Some researchers argue that immigrants focus on economic sectors with jobs avoided by locals, low-skilled jobs and sectors experiencing seasonal labour shortages. However, other segments are strongly dependent on the labour supply of immigrants as well. Without migrant employees, such sectors would probably be forced to reduce the amount of labour used in their host country, e.g. automatize their production methods or move their activities overseas. Other fast growing sectors, e.g. IT, experience long-term shortages of labour that cannot be mitigated by the supply of qualified labour from domestic education systems (Münz et. al., 2006). This indicates that immigrants contribute to labour market efficiency and long-term economic growth (Somerwille and Sumption, 2009).
In recent years the number of foreigners who are coming to the EU as seasonal workers, posted workers, arriving as trainees or highly qualified workers, are seconded to work or transferred within the company, are working under a particular fast-track scheme (recruited in a facilitated manner), etc. is increasing. The free movement of workers is one of the fundamental freedoms of the EU. However, non-EU nationals may work in the EU only when they meet the eligibility requirements (e.g., annual entry quotas, labour market testing, labour market access for a particular employer or profession). Many of such requirements were transposed from a number of EU directives, but they have not yielded identical results in all EU Member States. Different migration policies have led to a wide variety of administrative procedures for hiring non-EU nationals. Nevertheless, non-EU nationals usually have to deal with extensive requirements and paperwork in order to meet EU labour regulations. This potentially contradicts the principle of flexibility in labour regulation, which should concentrate on few mandatory rules and establish common open-ended standards instead.

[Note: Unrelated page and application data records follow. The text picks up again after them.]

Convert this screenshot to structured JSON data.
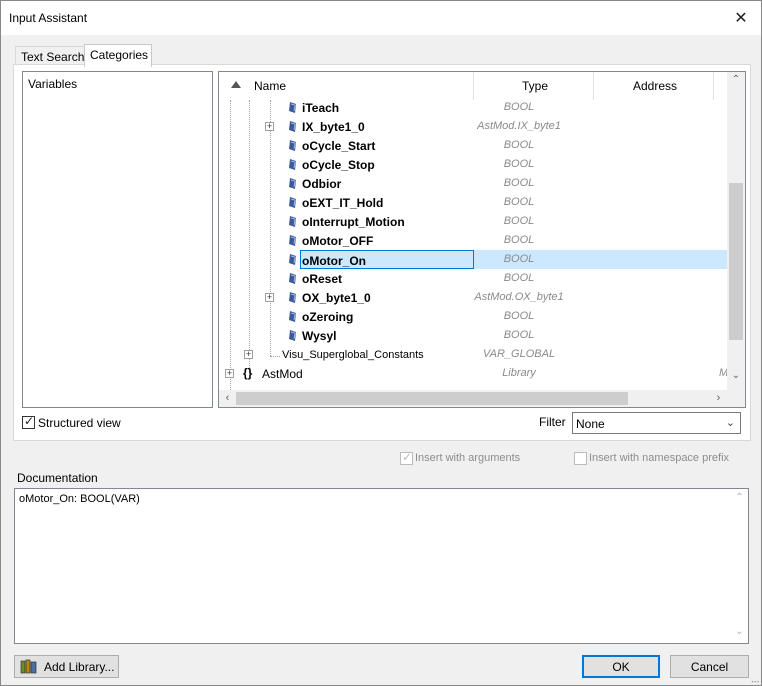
{
  "window": {
    "title": "Input Assistant"
  },
  "tabs": [
    {
      "label": "Text Search"
    },
    {
      "label": "Categories"
    }
  ],
  "categories": [
    "Variables"
  ],
  "tree": {
    "columns": {
      "name": "Name",
      "type": "Type",
      "address": "Address"
    },
    "rows": [
      {
        "name": "iTeach",
        "type": "BOOL"
      },
      {
        "name": "IX_byte1_0",
        "type": "AstMod.IX_byte1"
      },
      {
        "name": "oCycle_Start",
        "type": "BOOL"
      },
      {
        "name": "oCycle_Stop",
        "type": "BOOL"
      },
      {
        "name": "Odbior",
        "type": "BOOL"
      },
      {
        "name": "oEXT_IT_Hold",
        "type": "BOOL"
      },
      {
        "name": "oInterrupt_Motion",
        "type": "BOOL"
      },
      {
        "name": "oMotor_OFF",
        "type": "BOOL"
      },
      {
        "name": "oMotor_On",
        "type": "BOOL"
      },
      {
        "name": "oReset",
        "type": "BOOL"
      },
      {
        "name": "OX_byte1_0",
        "type": "AstMod.OX_byte1"
      },
      {
        "name": "oZeroing",
        "type": "BOOL"
      },
      {
        "name": "Wysyl",
        "type": "BOOL"
      },
      {
        "name": "Visu_Superglobal_Constants",
        "type": "VAR_GLOBAL"
      },
      {
        "name": "AstMod",
        "type": "Library",
        "address_truncated": "M"
      }
    ],
    "selected": "oMotor_On"
  },
  "structured_view": {
    "label": "Structured view",
    "checked": true
  },
  "filter": {
    "label": "Filter",
    "value": "None"
  },
  "insert_with_arguments": {
    "label": "Insert with arguments",
    "checked": true
  },
  "insert_with_namespace": {
    "label": "Insert with namespace prefix",
    "checked": false
  },
  "documentation": {
    "label": "Documentation",
    "text": "oMotor_On: BOOL(VAR)"
  },
  "buttons": {
    "add_library": "Add Library...",
    "ok": "OK",
    "cancel": "Cancel"
  }
}
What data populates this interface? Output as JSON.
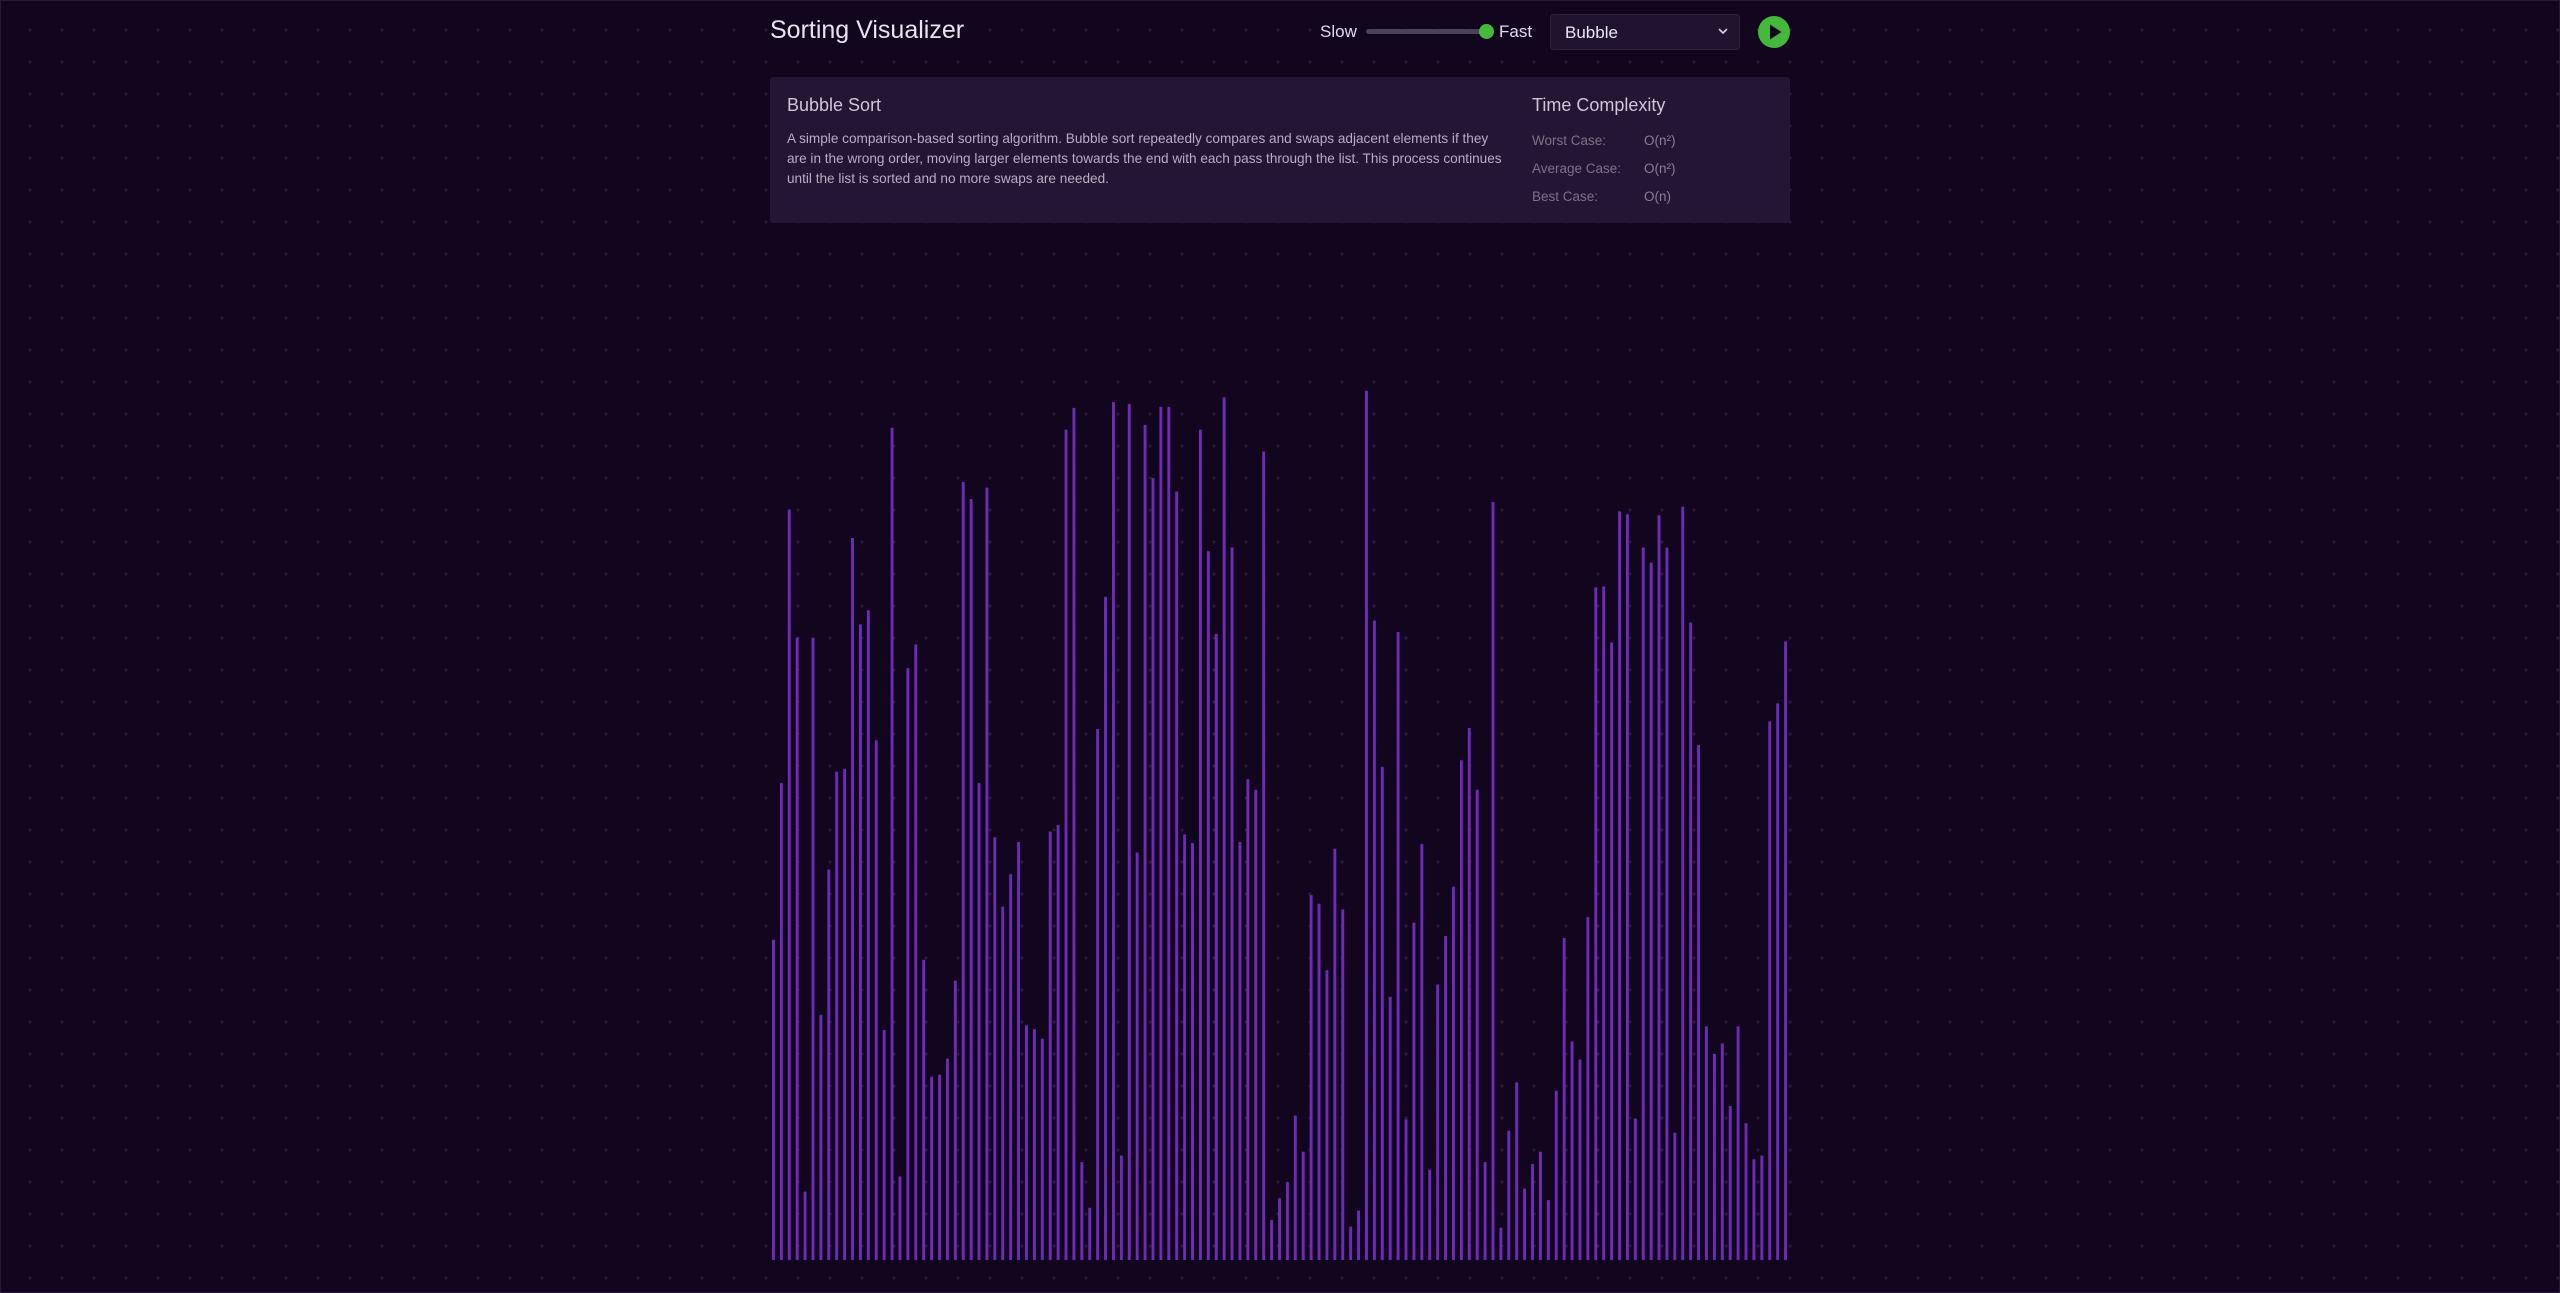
{
  "app": {
    "title": "Sorting Visualizer"
  },
  "speed": {
    "slow_label": "Slow",
    "fast_label": "Fast",
    "value": 1.0
  },
  "algorithm_select": {
    "selected": "Bubble",
    "icon": "chevron-down-icon"
  },
  "play_button": {
    "icon": "play-icon",
    "color": "#43b83a"
  },
  "info": {
    "name": "Bubble Sort",
    "description": "A simple comparison-based sorting algorithm. Bubble sort repeatedly compares and swaps adjacent elements if they are in the wrong order, moving larger elements towards the end with each pass through the list. This process continues until the list is sorted and no more swaps are needed.",
    "complexity_title": "Time Complexity",
    "complexity": [
      {
        "label": "Worst Case:",
        "value": "O(n²)"
      },
      {
        "label": "Average Case:",
        "value": "O(n²)"
      },
      {
        "label": "Best Case:",
        "value": "O(n)"
      }
    ]
  },
  "array": {
    "bar_color": "#6e2bb8",
    "values": [
      337,
      502,
      790,
      655,
      72,
      655,
      258,
      411,
      514,
      517,
      760,
      669,
      684,
      547,
      242,
      876,
      88,
      623,
      648,
      316,
      193,
      195,
      212,
      294,
      819,
      801,
      502,
      813,
      445,
      372,
      406,
      440,
      247,
      243,
      233,
      451,
      458,
      874,
      897,
      103,
      55,
      559,
      698,
      903,
      110,
      901,
      429,
      879,
      823,
      898,
      898,
      809,
      448,
      439,
      874,
      746,
      659,
      908,
      750,
      440,
      506,
      495,
      851,
      42,
      65,
      82,
      152,
      114,
      384,
      375,
      305,
      433,
      369,
      35,
      52,
      915,
      673,
      519,
      277,
      661,
      148,
      355,
      438,
      95,
      290,
      341,
      393,
      526,
      560,
      495,
      103,
      798,
      34,
      136,
      187,
      75,
      101,
      114,
      63,
      178,
      339,
      230,
      211,
      361,
      708,
      709,
      650,
      788,
      785,
      149,
      750,
      734,
      784,
      750,
      134,
      793,
      671,
      542,
      246,
      217,
      228,
      162,
      246,
      144,
      106,
      110,
      567,
      586,
      651
    ]
  }
}
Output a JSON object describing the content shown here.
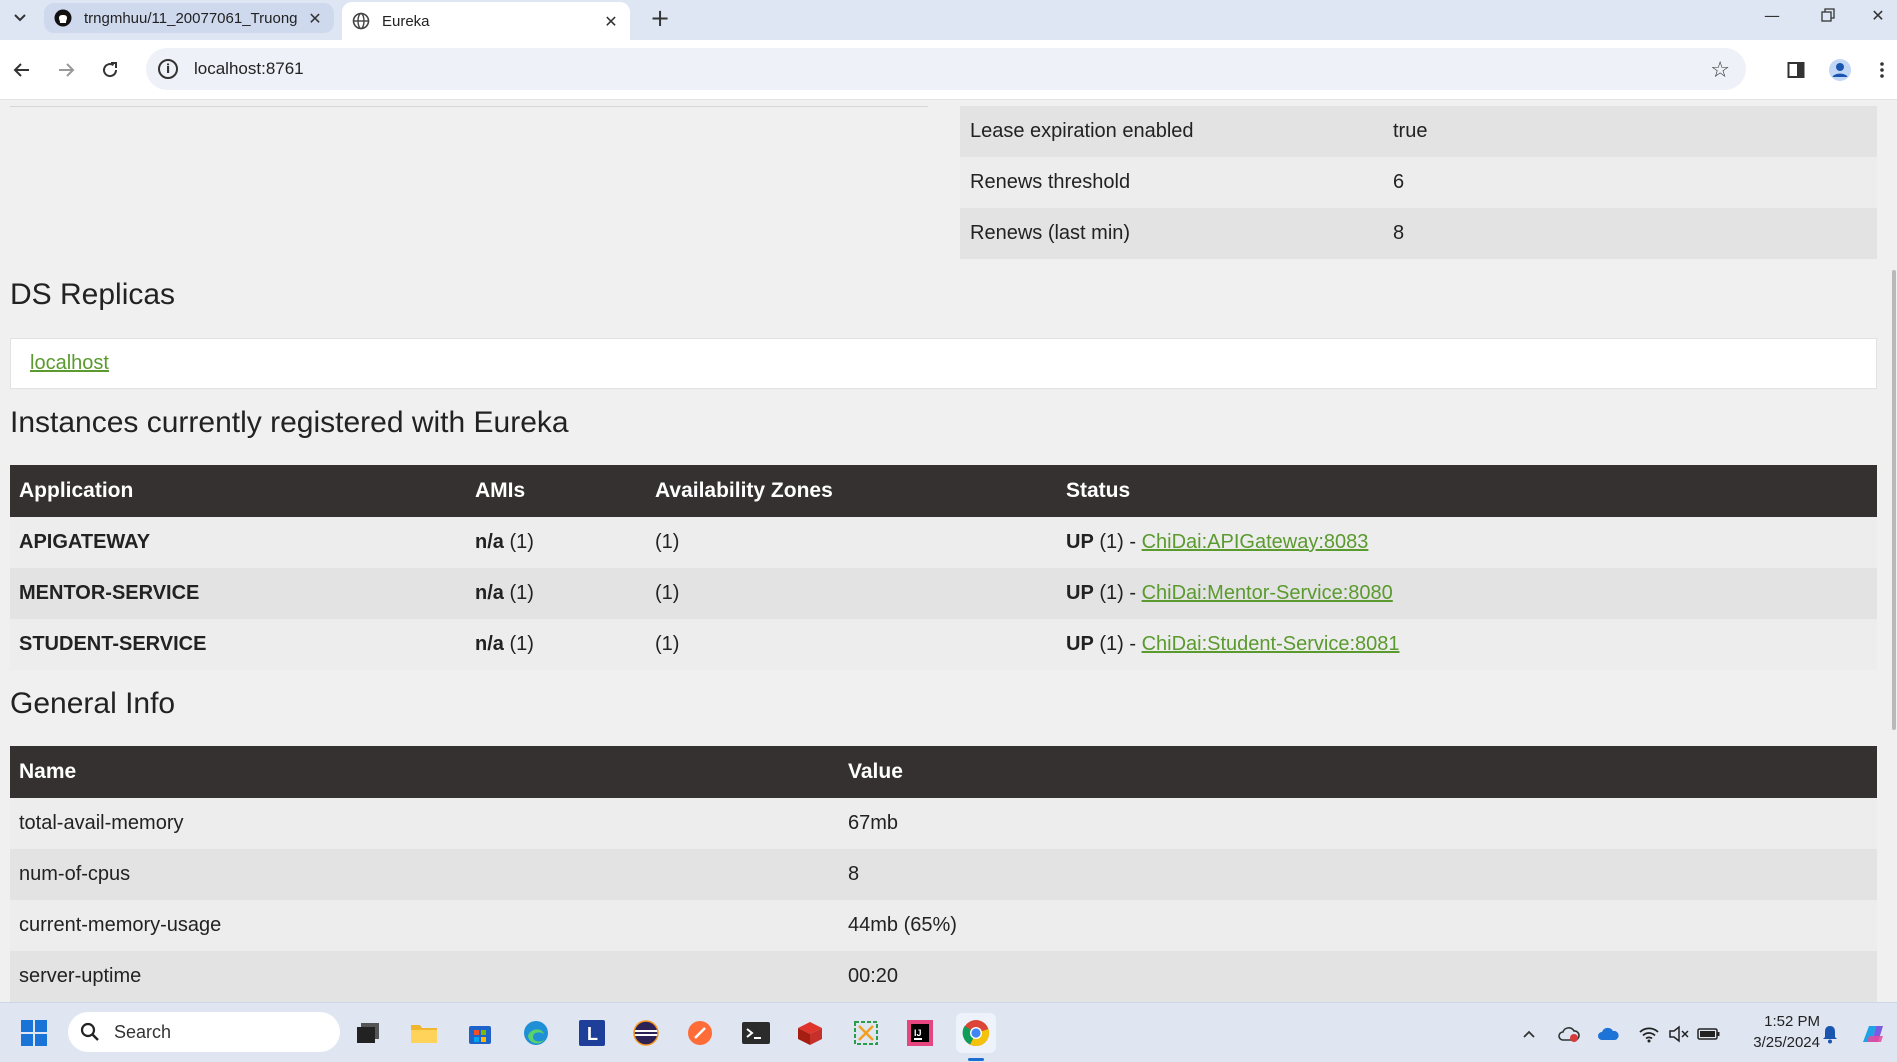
{
  "browser": {
    "tabs": [
      {
        "title": "trngmhuu/11_20077061_Truong",
        "favicon": "github-icon",
        "active": false
      },
      {
        "title": "Eureka",
        "favicon": "globe-icon",
        "active": true
      }
    ],
    "url": "localhost:8761"
  },
  "lease": {
    "rows": [
      {
        "key": "Lease expiration enabled",
        "value": "true"
      },
      {
        "key": "Renews threshold",
        "value": "6"
      },
      {
        "key": "Renews (last min)",
        "value": "8"
      }
    ]
  },
  "replicas": {
    "heading": "DS Replicas",
    "link": "localhost"
  },
  "instances": {
    "heading": "Instances currently registered with Eureka",
    "columns": [
      "Application",
      "AMIs",
      "Availability Zones",
      "Status"
    ],
    "rows": [
      {
        "application": "APIGATEWAY",
        "ami_bold": "n/a",
        "ami_count": " (1)",
        "zones": "(1)",
        "status_prefix_bold": "UP",
        "status_prefix": " (1) - ",
        "status_link": "ChiDai:APIGateway:8083"
      },
      {
        "application": "MENTOR-SERVICE",
        "ami_bold": "n/a",
        "ami_count": " (1)",
        "zones": "(1)",
        "status_prefix_bold": "UP",
        "status_prefix": " (1) - ",
        "status_link": "ChiDai:Mentor-Service:8080"
      },
      {
        "application": "STUDENT-SERVICE",
        "ami_bold": "n/a",
        "ami_count": " (1)",
        "zones": "(1)",
        "status_prefix_bold": "UP",
        "status_prefix": " (1) - ",
        "status_link": "ChiDai:Student-Service:8081"
      }
    ]
  },
  "general": {
    "heading": "General Info",
    "columns": [
      "Name",
      "Value"
    ],
    "rows": [
      {
        "name": "total-avail-memory",
        "value": "67mb"
      },
      {
        "name": "num-of-cpus",
        "value": "8"
      },
      {
        "name": "current-memory-usage",
        "value": "44mb (65%)"
      },
      {
        "name": "server-uptime",
        "value": "00:20"
      }
    ]
  },
  "taskbar": {
    "search_placeholder": "Search",
    "time": "1:52 PM",
    "date": "3/25/2024",
    "accent": "#1a6fd1"
  },
  "colors": {
    "link": "#5a9a2e",
    "table_header": "#363131",
    "page_bg": "#f0f0f0"
  }
}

The Lithuanian Free Market Institute presents a report on the economic effects of migration and implications of employing non-EU nationals, providing a cross-country legislative and policy analysis on the flexibility of hiring of non-EU nationals in Lithuania, Estonia, Poland, Slovakia, Bulgaria and the Czech Republic as well as Denmark and Switzerland. For comparative purposes, only general requirements and procedures for hiring non-EU nationals are discussed and compared.
Download the full analysis Labour Migration and FLexibility of Regulation for Employing Non-EU Nationals
The analysis was prepared by the Lithuanian Free Market Institute in cooperation with the Institute of Market Economics (Bulgaria), the Center for Economic and Market Analyses (the Czech Republic), the Center for Free Economic Thought at the Estonian Business School (Estonia), the Civil Development Forum (Poland) and the Institute of Economic and Social Studies (Slovakia).
The publication was made possible through the support of a grant from the Rising Tide Foundation. The opinions expressed in the publication are those of the author(s) and do not necessarily reflect the views of the Rising Tide Foundation.